◆ **Exercise details**: Below are the records; copy every line in them that holds the string "CAPsMAN".

◆ **Exercise materials**:
# # # #
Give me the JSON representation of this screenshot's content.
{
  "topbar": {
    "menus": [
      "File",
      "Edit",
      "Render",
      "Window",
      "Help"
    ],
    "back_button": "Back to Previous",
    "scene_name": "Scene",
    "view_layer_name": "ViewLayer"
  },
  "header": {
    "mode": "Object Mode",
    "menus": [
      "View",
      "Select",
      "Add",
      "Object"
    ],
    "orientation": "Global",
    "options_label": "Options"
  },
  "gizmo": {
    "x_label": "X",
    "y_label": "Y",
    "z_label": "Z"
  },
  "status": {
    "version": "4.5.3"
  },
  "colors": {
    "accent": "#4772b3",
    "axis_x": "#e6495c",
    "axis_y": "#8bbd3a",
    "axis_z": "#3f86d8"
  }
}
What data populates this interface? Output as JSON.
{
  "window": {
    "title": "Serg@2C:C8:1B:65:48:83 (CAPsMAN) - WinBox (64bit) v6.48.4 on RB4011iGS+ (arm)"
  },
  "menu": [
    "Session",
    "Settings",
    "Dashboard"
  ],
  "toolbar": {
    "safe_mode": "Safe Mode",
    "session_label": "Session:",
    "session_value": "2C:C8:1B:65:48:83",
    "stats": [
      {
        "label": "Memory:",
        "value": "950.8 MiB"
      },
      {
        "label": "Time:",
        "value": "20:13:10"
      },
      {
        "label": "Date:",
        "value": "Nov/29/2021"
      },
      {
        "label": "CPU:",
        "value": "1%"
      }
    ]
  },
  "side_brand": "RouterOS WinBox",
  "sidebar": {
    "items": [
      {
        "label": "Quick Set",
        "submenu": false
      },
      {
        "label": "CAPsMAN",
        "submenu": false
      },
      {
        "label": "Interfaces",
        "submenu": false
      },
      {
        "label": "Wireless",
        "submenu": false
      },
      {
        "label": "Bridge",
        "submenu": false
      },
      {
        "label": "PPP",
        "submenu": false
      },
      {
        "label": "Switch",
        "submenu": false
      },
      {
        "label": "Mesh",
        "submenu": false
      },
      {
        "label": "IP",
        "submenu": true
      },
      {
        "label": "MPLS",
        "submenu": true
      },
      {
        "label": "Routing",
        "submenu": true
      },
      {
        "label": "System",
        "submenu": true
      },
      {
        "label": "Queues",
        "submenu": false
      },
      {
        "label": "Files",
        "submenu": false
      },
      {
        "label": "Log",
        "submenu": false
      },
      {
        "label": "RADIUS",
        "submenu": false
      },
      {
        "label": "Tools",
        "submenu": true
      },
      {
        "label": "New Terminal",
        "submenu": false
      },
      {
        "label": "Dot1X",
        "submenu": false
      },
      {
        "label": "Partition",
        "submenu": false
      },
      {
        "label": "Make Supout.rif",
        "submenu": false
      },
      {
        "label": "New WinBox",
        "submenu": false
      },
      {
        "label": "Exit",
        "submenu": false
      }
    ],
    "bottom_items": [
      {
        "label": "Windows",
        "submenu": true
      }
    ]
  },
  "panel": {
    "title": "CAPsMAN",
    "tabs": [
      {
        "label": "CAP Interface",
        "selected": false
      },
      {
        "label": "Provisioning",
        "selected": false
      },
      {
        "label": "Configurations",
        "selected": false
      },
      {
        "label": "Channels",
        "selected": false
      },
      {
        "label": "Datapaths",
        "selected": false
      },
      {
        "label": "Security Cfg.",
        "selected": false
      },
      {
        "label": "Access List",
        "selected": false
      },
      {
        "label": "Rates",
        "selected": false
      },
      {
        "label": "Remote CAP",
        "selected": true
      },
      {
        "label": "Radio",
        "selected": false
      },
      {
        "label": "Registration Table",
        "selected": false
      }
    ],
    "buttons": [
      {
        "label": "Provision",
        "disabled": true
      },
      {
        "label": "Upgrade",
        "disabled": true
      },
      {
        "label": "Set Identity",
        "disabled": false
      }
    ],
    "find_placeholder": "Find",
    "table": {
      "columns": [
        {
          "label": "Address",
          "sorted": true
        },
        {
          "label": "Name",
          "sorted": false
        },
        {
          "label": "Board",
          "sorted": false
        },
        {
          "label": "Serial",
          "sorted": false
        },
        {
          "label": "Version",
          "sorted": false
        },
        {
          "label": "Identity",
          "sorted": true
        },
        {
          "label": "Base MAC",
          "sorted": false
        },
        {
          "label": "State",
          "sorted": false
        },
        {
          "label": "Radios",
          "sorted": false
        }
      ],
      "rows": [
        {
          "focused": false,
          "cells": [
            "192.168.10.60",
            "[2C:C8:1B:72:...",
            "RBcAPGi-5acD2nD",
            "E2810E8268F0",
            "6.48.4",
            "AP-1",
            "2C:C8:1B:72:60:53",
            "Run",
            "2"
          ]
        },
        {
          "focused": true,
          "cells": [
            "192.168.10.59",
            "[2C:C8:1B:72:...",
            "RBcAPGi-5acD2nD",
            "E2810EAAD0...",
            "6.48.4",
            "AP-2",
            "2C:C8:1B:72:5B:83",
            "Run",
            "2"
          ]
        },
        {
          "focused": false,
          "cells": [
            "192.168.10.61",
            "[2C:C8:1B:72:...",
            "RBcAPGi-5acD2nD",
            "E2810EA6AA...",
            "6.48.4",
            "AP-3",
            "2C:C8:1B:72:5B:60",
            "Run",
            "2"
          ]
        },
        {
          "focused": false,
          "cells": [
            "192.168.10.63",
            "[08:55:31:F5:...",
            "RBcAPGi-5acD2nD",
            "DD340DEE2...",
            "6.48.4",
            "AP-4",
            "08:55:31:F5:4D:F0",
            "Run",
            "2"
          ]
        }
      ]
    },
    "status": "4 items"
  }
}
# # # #
◆ **Output below**:
    "title": "Serg@2C:C8:1B:65:48:83 (CAPsMAN) - WinBox (64bit) v6.48.4 on RB4011iGS+ (arm)"
        "label": "CAPsMAN",
    "title": "CAPsMAN",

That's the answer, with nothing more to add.